Walking up to the front of the new Koi Hibachi & Kitchen in Toms River, you notice straight away the outside columns wrapped in gold foil. This is a place that’s making a statement right from the start. Over the top? Perhaps. Taken in with the right mindset, though, and it only adds to the anticipation of a memorable dining experience. After all, this is the same group that took an old Denny’s on Brick Boulevard (of all places) and turned into a bright and bustling multi-cuisined Asian restaurant.
Some months back, word started spreading about a new location in Toms River. And not only was the new space going to be a restaurant it was going to include…a cultural center.
A cultural center?
Yes, you heard that right.
I had to drive by to see which part of the Indian Head Plaza (aka the Home Depot plaza on 166 and 571) was going to house all of this. And sure enough, it was a big space all right. My anticipation only grew.
And on Father’s Day I was treated to dinner at the new Koi.
First impressions? Yes – it’s a massive space. What you have at this version of Koi is five things going on at once: a hibachi ‘region’ with fifteen stations, a large regular dining area, a sushi bar, party rooms, and of course the aforementioned cultural center.

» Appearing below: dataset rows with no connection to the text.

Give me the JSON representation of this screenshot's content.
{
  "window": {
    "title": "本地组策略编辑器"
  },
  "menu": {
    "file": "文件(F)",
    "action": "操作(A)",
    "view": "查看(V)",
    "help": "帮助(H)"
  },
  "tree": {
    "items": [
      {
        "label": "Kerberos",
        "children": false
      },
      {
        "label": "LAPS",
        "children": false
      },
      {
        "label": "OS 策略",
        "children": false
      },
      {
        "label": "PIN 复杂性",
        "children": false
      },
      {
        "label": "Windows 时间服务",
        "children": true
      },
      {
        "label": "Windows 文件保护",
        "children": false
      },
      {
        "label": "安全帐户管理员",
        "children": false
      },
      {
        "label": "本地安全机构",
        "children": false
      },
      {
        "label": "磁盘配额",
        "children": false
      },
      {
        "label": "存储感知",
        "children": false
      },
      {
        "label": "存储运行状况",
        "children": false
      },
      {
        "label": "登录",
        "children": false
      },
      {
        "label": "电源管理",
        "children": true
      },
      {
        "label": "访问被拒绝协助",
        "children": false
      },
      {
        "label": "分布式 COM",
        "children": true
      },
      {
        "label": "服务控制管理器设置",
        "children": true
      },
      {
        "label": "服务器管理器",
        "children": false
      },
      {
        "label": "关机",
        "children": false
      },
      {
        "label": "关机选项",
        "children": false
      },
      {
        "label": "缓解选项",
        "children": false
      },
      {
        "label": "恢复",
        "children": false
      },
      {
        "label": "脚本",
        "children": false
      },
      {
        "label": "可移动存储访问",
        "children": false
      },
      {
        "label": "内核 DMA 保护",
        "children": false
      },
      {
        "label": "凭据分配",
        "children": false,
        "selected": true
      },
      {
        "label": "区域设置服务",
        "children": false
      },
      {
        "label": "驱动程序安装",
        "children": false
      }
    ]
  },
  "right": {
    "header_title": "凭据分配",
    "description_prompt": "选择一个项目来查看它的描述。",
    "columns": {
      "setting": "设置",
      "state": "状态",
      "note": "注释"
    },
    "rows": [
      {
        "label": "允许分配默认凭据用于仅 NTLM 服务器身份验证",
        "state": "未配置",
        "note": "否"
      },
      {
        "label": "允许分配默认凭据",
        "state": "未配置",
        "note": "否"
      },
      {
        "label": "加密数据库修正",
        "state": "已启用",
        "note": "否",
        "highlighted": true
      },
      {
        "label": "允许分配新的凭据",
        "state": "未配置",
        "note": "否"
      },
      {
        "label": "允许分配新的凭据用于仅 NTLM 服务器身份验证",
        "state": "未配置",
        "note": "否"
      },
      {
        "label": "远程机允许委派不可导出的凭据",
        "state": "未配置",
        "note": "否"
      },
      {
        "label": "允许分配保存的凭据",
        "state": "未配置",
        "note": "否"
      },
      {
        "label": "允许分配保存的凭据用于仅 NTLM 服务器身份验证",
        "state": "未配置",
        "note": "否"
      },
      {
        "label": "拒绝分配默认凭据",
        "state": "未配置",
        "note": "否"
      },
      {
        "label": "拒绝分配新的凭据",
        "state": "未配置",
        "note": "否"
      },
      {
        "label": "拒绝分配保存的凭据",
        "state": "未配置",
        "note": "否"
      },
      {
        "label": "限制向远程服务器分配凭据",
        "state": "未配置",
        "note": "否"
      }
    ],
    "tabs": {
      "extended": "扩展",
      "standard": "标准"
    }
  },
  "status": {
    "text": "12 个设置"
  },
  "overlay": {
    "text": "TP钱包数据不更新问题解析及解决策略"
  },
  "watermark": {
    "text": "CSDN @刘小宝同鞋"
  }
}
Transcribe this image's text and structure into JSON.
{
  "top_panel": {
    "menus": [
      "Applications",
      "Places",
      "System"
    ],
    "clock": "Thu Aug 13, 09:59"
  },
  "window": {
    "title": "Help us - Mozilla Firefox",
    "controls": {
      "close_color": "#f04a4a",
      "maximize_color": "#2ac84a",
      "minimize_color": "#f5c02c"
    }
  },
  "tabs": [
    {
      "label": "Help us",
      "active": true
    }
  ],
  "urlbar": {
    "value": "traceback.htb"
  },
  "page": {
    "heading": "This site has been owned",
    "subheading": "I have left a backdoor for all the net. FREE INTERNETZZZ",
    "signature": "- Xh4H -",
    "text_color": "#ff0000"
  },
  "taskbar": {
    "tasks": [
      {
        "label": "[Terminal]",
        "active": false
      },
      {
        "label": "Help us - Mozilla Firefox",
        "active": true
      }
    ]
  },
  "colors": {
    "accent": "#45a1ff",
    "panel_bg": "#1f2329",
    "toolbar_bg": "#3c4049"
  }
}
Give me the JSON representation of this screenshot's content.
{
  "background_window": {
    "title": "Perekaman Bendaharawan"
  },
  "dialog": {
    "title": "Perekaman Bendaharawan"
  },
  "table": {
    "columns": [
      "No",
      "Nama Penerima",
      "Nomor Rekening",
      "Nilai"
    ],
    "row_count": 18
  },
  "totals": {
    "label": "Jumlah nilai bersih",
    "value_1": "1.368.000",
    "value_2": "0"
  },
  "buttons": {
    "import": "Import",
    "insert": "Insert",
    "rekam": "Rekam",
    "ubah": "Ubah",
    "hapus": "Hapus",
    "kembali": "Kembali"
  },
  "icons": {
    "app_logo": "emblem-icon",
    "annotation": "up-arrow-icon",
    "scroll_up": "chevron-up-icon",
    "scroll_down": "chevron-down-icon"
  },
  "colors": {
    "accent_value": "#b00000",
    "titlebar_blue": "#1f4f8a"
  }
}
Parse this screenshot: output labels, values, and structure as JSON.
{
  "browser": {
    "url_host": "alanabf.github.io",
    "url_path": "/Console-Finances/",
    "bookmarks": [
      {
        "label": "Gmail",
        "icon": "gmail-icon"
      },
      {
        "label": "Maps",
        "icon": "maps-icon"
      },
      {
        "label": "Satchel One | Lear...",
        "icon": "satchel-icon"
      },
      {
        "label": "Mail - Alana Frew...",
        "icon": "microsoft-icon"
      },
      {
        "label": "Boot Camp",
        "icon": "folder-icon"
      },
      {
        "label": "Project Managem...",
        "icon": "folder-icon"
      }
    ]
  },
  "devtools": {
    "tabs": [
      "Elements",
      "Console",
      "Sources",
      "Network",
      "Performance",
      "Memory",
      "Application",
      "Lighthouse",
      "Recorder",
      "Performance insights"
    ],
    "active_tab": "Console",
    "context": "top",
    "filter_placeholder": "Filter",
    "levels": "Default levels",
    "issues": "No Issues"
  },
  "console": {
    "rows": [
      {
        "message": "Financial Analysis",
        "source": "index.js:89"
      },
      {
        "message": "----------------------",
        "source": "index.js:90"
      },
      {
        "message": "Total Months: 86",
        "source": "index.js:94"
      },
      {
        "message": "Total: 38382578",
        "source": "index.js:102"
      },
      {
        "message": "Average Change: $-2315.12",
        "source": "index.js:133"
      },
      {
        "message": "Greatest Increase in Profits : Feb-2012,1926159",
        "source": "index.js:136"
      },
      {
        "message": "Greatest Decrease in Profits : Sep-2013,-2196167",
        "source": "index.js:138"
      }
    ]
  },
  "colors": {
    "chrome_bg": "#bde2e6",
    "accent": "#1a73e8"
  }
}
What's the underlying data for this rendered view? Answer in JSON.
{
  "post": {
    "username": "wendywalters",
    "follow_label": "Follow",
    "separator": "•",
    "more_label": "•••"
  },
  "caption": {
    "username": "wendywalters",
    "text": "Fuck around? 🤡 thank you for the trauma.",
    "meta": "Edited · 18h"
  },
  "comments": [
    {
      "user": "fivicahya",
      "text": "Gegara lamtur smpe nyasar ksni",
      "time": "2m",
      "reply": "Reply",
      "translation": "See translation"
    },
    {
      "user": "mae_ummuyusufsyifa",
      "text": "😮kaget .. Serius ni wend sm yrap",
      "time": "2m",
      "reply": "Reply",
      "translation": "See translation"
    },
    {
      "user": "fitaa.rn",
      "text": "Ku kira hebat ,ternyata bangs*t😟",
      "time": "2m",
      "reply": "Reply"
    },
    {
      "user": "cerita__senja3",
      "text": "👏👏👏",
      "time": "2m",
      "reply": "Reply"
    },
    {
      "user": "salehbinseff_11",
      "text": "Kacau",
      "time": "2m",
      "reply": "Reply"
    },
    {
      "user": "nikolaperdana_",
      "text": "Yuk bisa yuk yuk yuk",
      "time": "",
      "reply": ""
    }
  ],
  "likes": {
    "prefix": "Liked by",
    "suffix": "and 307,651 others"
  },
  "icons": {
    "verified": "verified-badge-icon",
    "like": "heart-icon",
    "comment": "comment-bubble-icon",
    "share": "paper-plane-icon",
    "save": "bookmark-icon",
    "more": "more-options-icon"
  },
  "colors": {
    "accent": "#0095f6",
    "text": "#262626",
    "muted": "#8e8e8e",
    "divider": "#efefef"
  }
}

While waiting for our order, we had to peruse the cultural center. And it was an interesting collection of period costumes, swords and figurines (which included Pokemon, much to the delight of my daughter). Nice enough to hold your interest for a few minutes, but it makes you wonder if this is a holding space for something down the road.
Back at the table, and the food started to come out. Always start with sushi, and at Koi it’s all about the tricked-out rolls. If I had to make a scale of sushi rolls, on the one end – the very conservative end – would be Sagami in Collingswood. And on the other end would be Koi. I want the wacky, colorful rolls when I’m here. After all, Koi is where the menu is not simply a menu but a colorful, bound hardcover book called “Book of Legend”. Previous versions of these books are on display in the cultural room, by the way.
Now as much as I enjoyed The Dragon Tale roll (yellowfin tuna and lump crab meat covered with with eel), there are two other dishes that I must mention. The salt and pepper whole flounder was such a treat. Having had the salt and pepper shrimp at the other Koi location, I was intrigued by what could be done with a whole fish. The presentation wasn’t what I expected, with the whole fish served in bite-sized morsels on top of the skeletal remains of the fish. But the flavor was exactly what I was hoping for.
The other dish was a simple plate of Chinese broccoli cooked with garlic and piled high. It’s so simple, and yet so joyful. Tender but with a little crunch left, it’s proof that vegetables can be just as much a crowd-pleaser as any funky roll can be.
If you wish, you can order the “traditional” Chinese-American dishes at Koi (my son ordered General Tso’s chicken, and my daughter had chicken and broccoli), but to get the full effect of the “Book of Legend” you should stick with the sushi rolls and the Chinatown items. Even with a cultural room, the best taste of culture usually comes from the the food of the culture.
Koi Hibachi & Kitchen – 1256 Indian Head Road, Toms River. (732) 240-8888 / (732) 240-8889.